AT 2pm on Saturday, September 14 award-winning author Malla Nunn will be visiting the Inverell Library.
“Stephanie Marshall rang me up and said she had a friend who was coming up for the Bingara film festival and she said she’d be interested in coming to the library and doing a presentation and talking to and audience, I said yes please,” Sonya said.
“Very excited at the prospect. A real live Australian award winning author.
“She won the Sisters In Crime Davitt Award for the Best Crime Fiction Novel by an Australian female author.
Sonia said Malla is not the first female crime fiction author, but she is part of a strong tradition.
Malla was born in Swaziland and immigrated to Australia during the 1970’s with her parents.
She graduated from the University of Western Australia with a Bachelor of Arts with a double major in English and History and then did her master of Arts in Theatre Studies at Villanova University in Philadelphia.
Malla’s first novel was ‘A Beautiful Place To Die’, which is set in the small South African town of Jacob’s Rest during the 1950’s and tells the story of Detective Emmanuel Cooper’s investigation into the murder of Afrikaner police officer, Captain Williem Pretorius.

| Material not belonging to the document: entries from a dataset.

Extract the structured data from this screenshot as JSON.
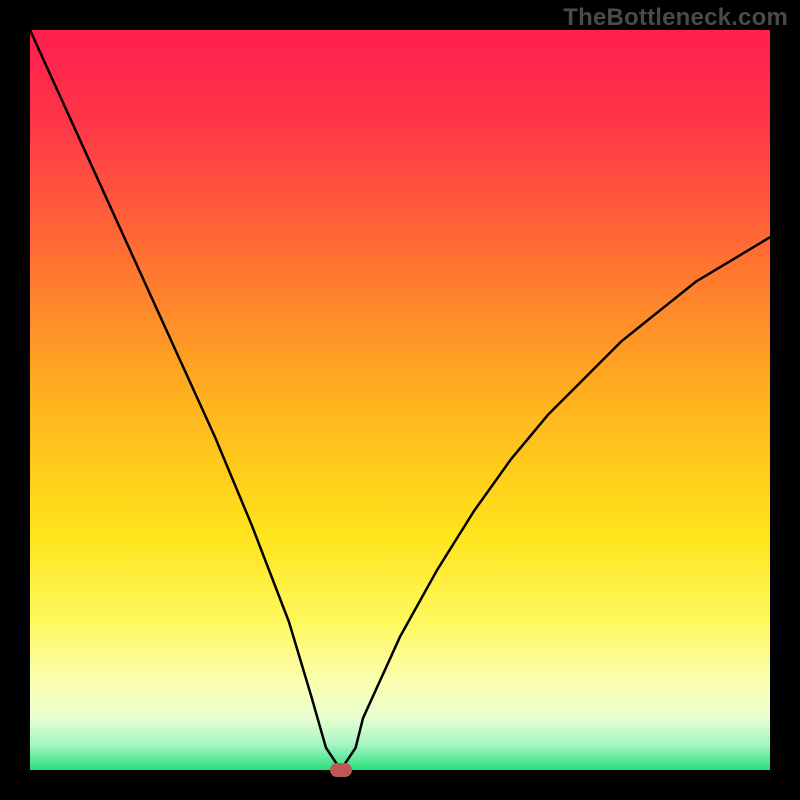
{
  "watermark": "TheBottleneck.com",
  "colors": {
    "frame_background": "#000000",
    "gradient_stops": [
      {
        "offset": 0.0,
        "color": "#ff1f4f"
      },
      {
        "offset": 0.12,
        "color": "#ff3448"
      },
      {
        "offset": 0.3,
        "color": "#ff6e33"
      },
      {
        "offset": 0.5,
        "color": "#ffb21e"
      },
      {
        "offset": 0.68,
        "color": "#ffe31a"
      },
      {
        "offset": 0.8,
        "color": "#fff85e"
      },
      {
        "offset": 0.88,
        "color": "#fbffb0"
      },
      {
        "offset": 0.93,
        "color": "#e8ffd0"
      },
      {
        "offset": 0.965,
        "color": "#a8f5c4"
      },
      {
        "offset": 1.0,
        "color": "#28e07d"
      }
    ],
    "curve_stroke": "#000000",
    "marker_fill": "#bb5a55"
  },
  "chart_data": {
    "type": "line",
    "title": "",
    "xlabel": "",
    "ylabel": "",
    "xlim": [
      0,
      100
    ],
    "ylim": [
      0,
      100
    ],
    "grid": false,
    "legend": false,
    "series": [
      {
        "name": "bottleneck-curve",
        "x": [
          0,
          5,
          10,
          15,
          20,
          25,
          30,
          35,
          38,
          40,
          42,
          44,
          45,
          50,
          55,
          60,
          65,
          70,
          75,
          80,
          85,
          90,
          95,
          100
        ],
        "y": [
          100,
          89,
          78,
          67,
          56,
          45,
          33,
          20,
          10,
          3,
          0,
          3,
          7,
          18,
          27,
          35,
          42,
          48,
          53,
          58,
          62,
          66,
          69,
          72
        ]
      }
    ],
    "annotations": [
      {
        "name": "optimal-marker",
        "x": 42,
        "y": 0
      }
    ]
  }
}
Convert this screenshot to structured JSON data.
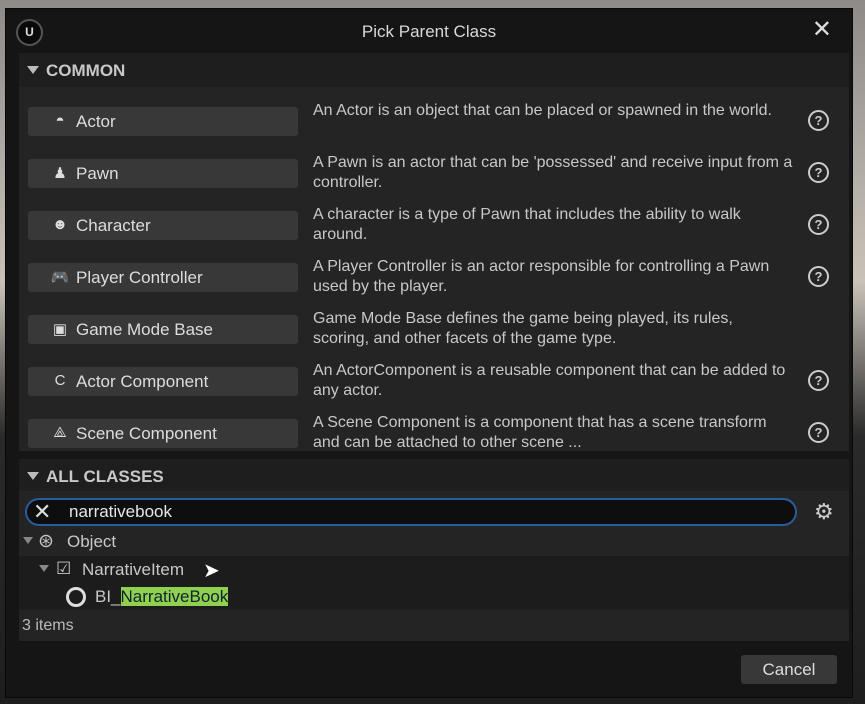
{
  "dialog": {
    "title": "Pick Parent Class",
    "close_icon": "close-icon",
    "logo": "unreal-logo"
  },
  "common": {
    "header": "COMMON",
    "items": [
      {
        "label": "Actor",
        "icon": "actor-icon",
        "glyph": "◓",
        "description": "An Actor is an object that can be placed or spawned in the world.",
        "help": true
      },
      {
        "label": "Pawn",
        "icon": "pawn-icon",
        "glyph": "♟",
        "description": "A Pawn is an actor that can be 'possessed' and receive input from a controller.",
        "help": true
      },
      {
        "label": "Character",
        "icon": "character-icon",
        "glyph": "☻",
        "description": "A character is a type of Pawn that includes the ability to walk around.",
        "help": true
      },
      {
        "label": "Player Controller",
        "icon": "gamepad-icon",
        "glyph": "🎮",
        "description": "A Player Controller is an actor responsible for controlling a Pawn used by the player.",
        "help": true
      },
      {
        "label": "Game Mode Base",
        "icon": "game-mode-icon",
        "glyph": "▣",
        "description": "Game Mode Base defines the game being played, its rules, scoring, and other facets of the game type.",
        "help": false
      },
      {
        "label": "Actor Component",
        "icon": "component-icon",
        "glyph": "C",
        "description": "An ActorComponent is a reusable component that can be added to any actor.",
        "help": true
      },
      {
        "label": "Scene Component",
        "icon": "scene-component-icon",
        "glyph": "⟁",
        "description": "A Scene Component is a component that has a scene transform and can be attached to other scene ...",
        "help": true
      }
    ]
  },
  "all_classes": {
    "header": "ALL CLASSES",
    "search_value": "narrativebook",
    "tree": [
      {
        "label": "Object"
      },
      {
        "label": "NarrativeItem"
      },
      {
        "prefix": "BI_",
        "match": "NarrativeBook"
      }
    ],
    "count": "3 items"
  },
  "footer": {
    "cancel": "Cancel"
  },
  "colors": {
    "accent": "#2a5d9a",
    "highlight": "#8fd14f"
  }
}
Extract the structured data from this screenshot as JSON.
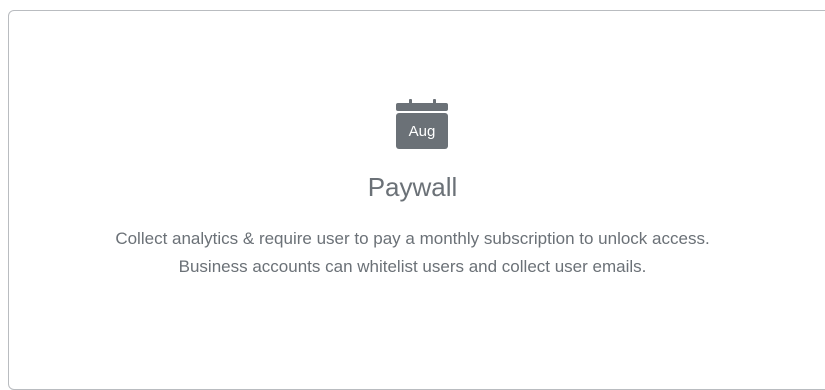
{
  "card": {
    "icon": {
      "name": "calendar-icon",
      "label": "Aug",
      "color": "#6b7177"
    },
    "title": "Paywall",
    "description_lines": [
      "Collect analytics & require user to pay a monthly subscription to unlock access.",
      "Business accounts can whitelist users and collect user emails."
    ]
  }
}
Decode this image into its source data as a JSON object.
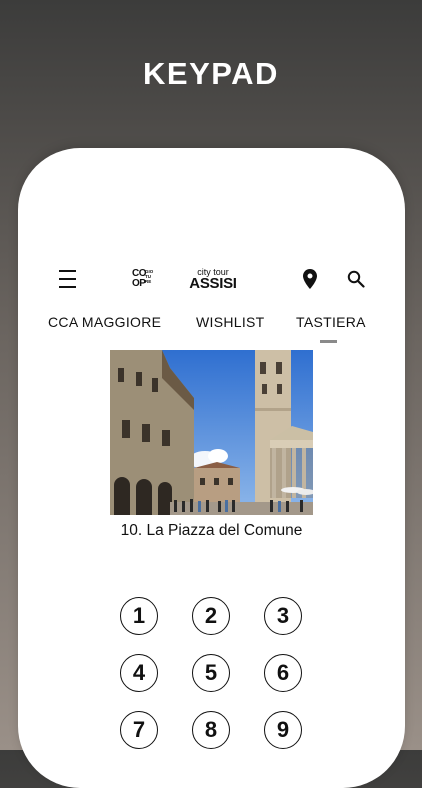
{
  "promo": {
    "title": "KEYPAD"
  },
  "header": {
    "logo_text_1": "CO",
    "logo_text_2": "OP",
    "logo_small_1": "GIO",
    "logo_small_2": "TU",
    "logo_small_3": "RE",
    "subtitle": "city tour",
    "title": "ASSISI"
  },
  "tabs": [
    {
      "label": "CCA MAGGIORE"
    },
    {
      "label": "WISHLIST"
    },
    {
      "label": "TASTIERA",
      "selected": true
    }
  ],
  "content": {
    "caption": "10. La Piazza del Comune"
  },
  "keypad": {
    "keys": [
      "1",
      "2",
      "3",
      "4",
      "5",
      "6",
      "7",
      "8",
      "9"
    ]
  },
  "colors": {
    "background_top": "#3c3c3b",
    "background_bottom": "#9a9088",
    "accent_text": "#111111",
    "tab_indicator": "#8a8a8a"
  },
  "icons": {
    "menu": "menu-icon",
    "location": "map-pin-icon",
    "search": "search-icon"
  }
}
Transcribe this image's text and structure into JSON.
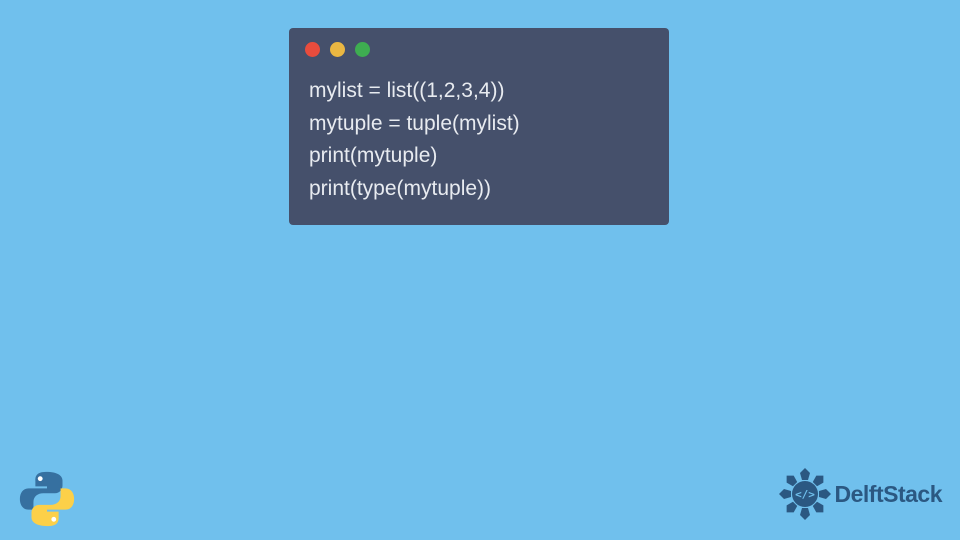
{
  "code": {
    "lines": [
      "mylist = list((1,2,3,4))",
      "mytuple = tuple(mylist)",
      "print(mytuple)",
      "print(type(mytuple))"
    ]
  },
  "branding": {
    "delft_text": "DelftStack"
  }
}
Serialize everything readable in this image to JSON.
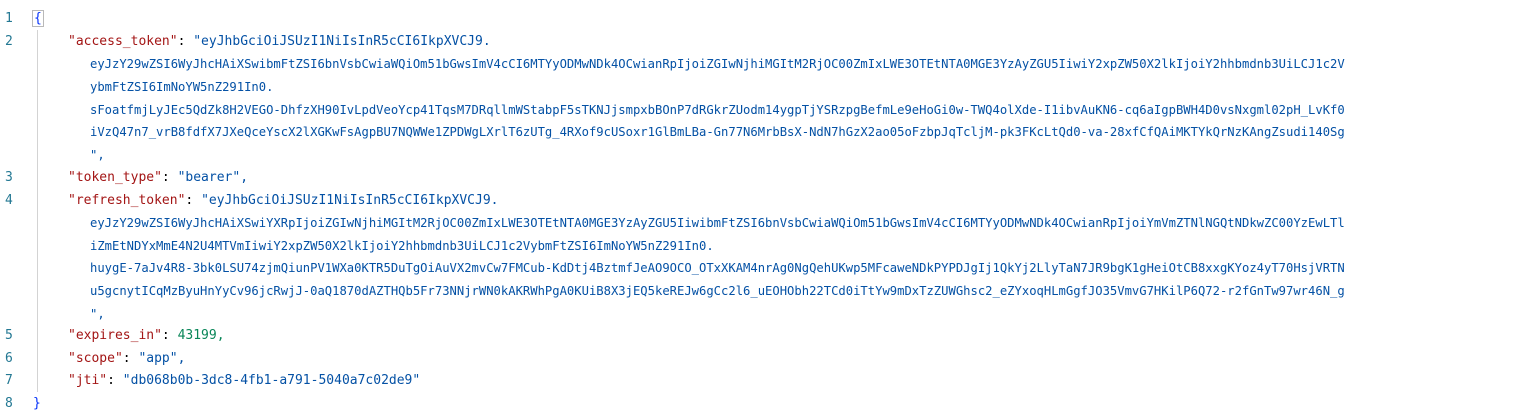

For Malla, the novel allowed her to explore the crippling social and political atmosphere that forced her parents to flee South Africa. Through Detective Cooper, who moves freely across all race groups, she is able to introduce her readers to a rich, complex multi-racial South Africa.
She won the Crime Davitt Award for this piece of work in 2009.
Detective Cooper is again the main character in her second novel ‘Let the Dead Lie’, which tackles race relations, sexual tension and the harsh realities of life within the divided society of Apartheid in South Africa.
“It will be very interesting to hear her speak,” Sonya said.
“There will be books for sale; the Dust Jacket is bringing some books for sale and you’ll be able to get it autographed. She’s going to talk about her writing and she’s going to answer questions, it’s a great opportunity.
“You don’t often get a chance to talk to an author…it’s not an easy thing to achieve here, definitely a good thing for aspiring authors too.”